DPS 2015 – Discussing Harassment
The DPS meeting was full of many fabulous events this week, including a focus on combatting harassment. Although one could wish we did not have to talk about harassment because it was not happening, unfortunately it does happen… WAY TOO OFTEN!!!
For those who were not there, here is a summary of some of the ways harassment was addressed. I am sharing these as inspiration for continued discussion of this issue at future events.
Please share additional good ideas/conference best practices if you know of them (or if I forgot any from DPS!)
- In the next post I will give a summary of the Women in Planetary Science Lunch where Amy Simon gave an excellent talk packed with all sorts of advice for throughout your career stages. She also highlighted some of the hurdles women face, including harassment.
- Christina Richey was awarded the Harold Masursky award for meritorious service to the Planetary Science Community and delivered a moving and data-driven talk about the problem and the solutions surrounding harassment.
- An informal Men’s Auxiliary meeting was organized by Bob Pappalardo, David Grinspoon, and Andy Rivken to discuss harassment and ways to help change the culture.
- The AAS anti-harrassment policy was prominently displayed on the DPS meeting website, and there was talk about implementing a check-box for conference registration stating you are aware of the policy.
And many, many, more people showed support by attending the events, and in general being concerned about the problem.
Everyone would love more solutions, but I am EXTATIC that this issue is being talked about instead of whispered behind closed doors. Many people, including myself, are fed up with having traumatized friends, and are wondering what we can do to prevent people from experiencing harassment in the future. As Christina stated, the word-of-mouth/wisper culture is not enough to protect people in our field, so openly talking about the issue is a great first step towards showing harassers that they will be noticed, and they cannot as easily get away with repeat offenses.

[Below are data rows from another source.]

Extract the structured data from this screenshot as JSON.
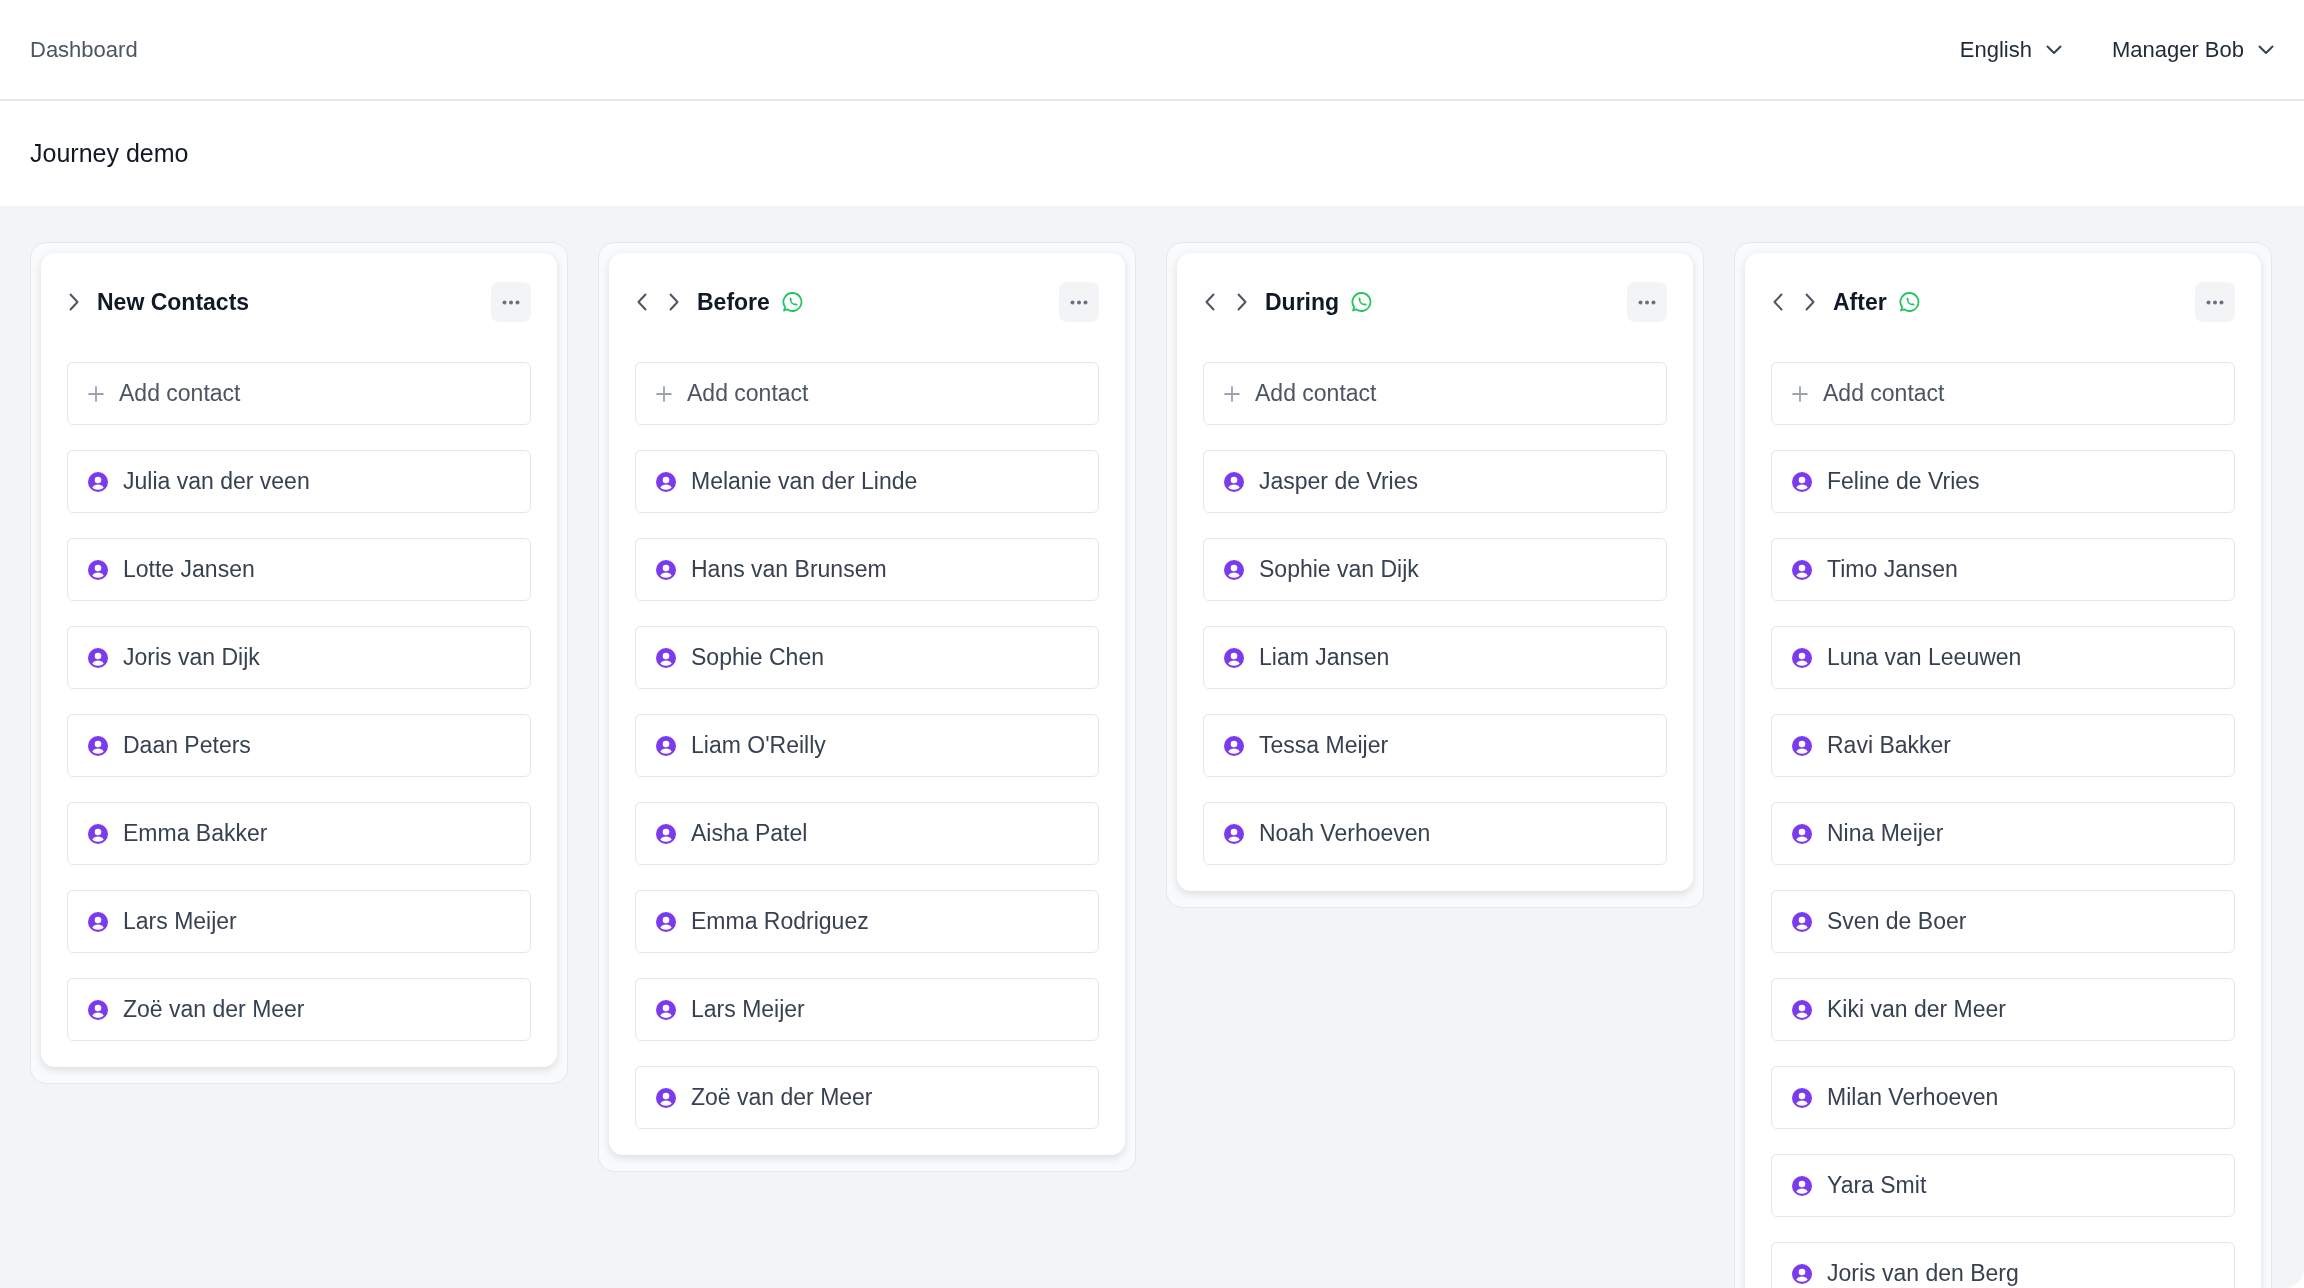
{
  "header": {
    "breadcrumb": "Dashboard",
    "language": "English",
    "user": "Manager Bob"
  },
  "page_title": "Journey demo",
  "columns": [
    {
      "title": "New Contacts",
      "can_move_left": false,
      "can_move_right": true,
      "whatsapp": false,
      "add_label": "Add contact",
      "contacts": [
        "Julia van der veen",
        "Lotte Jansen",
        "Joris van Dijk",
        "Daan Peters",
        "Emma Bakker",
        "Lars Meijer",
        "Zoë van der Meer"
      ]
    },
    {
      "title": "Before",
      "can_move_left": true,
      "can_move_right": true,
      "whatsapp": true,
      "add_label": "Add contact",
      "contacts": [
        "Melanie van der Linde",
        "Hans van Brunsem",
        "Sophie Chen",
        "Liam O'Reilly",
        "Aisha Patel",
        "Emma Rodriguez",
        "Lars Meijer",
        "Zoë van der Meer"
      ]
    },
    {
      "title": "During",
      "can_move_left": true,
      "can_move_right": true,
      "whatsapp": true,
      "add_label": "Add contact",
      "contacts": [
        "Jasper de Vries",
        "Sophie van Dijk",
        "Liam Jansen",
        "Tessa Meijer",
        "Noah Verhoeven"
      ]
    },
    {
      "title": "After",
      "can_move_left": true,
      "can_move_right": true,
      "whatsapp": true,
      "add_label": "Add contact",
      "contacts": [
        "Feline de Vries",
        "Timo Jansen",
        "Luna van Leeuwen",
        "Ravi Bakker",
        "Nina Meijer",
        "Sven de Boer",
        "Kiki van der Meer",
        "Milan Verhoeven",
        "Yara Smit",
        "Joris van den Berg"
      ]
    }
  ]
}
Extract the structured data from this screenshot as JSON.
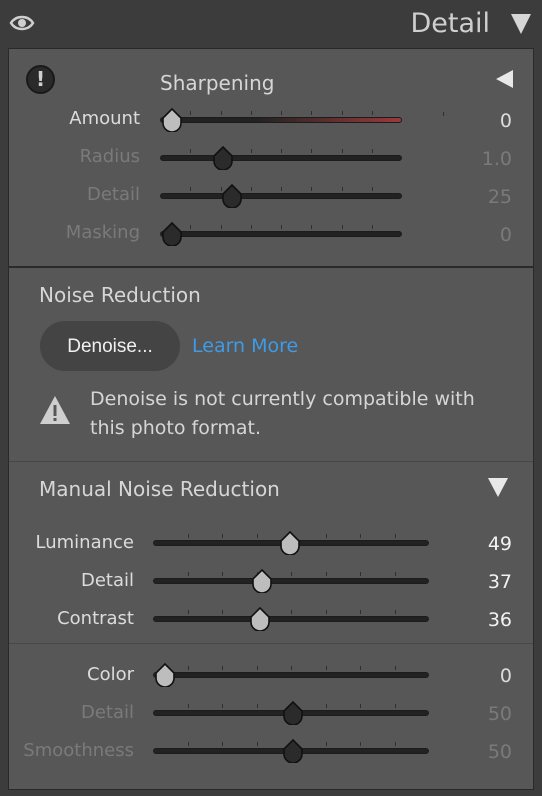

Many people expressed a desire to help, and hopefully more ally workshops will take place in the future. Another great suggestion was to increase the number of trusted people that have extra training in both (1) the options open to people who have been harassed, and (2) emotional support. As of right now, the burden for helping those who have been harassed falls on a few people, and the need for help is sometimes overwhelming. For example, when a big story about harassment comes out, many go through PTSD remembering their own situations, thus creating a flood of people in need.
I know these have been shared before, but great resources on harassment and anti-harassment policies can be found on the CSWA website and their blog, the Women in Astronomy Blog.
SWRI also has an excellent anti-harassment policy they said I could share, so let me know if you would like a copy.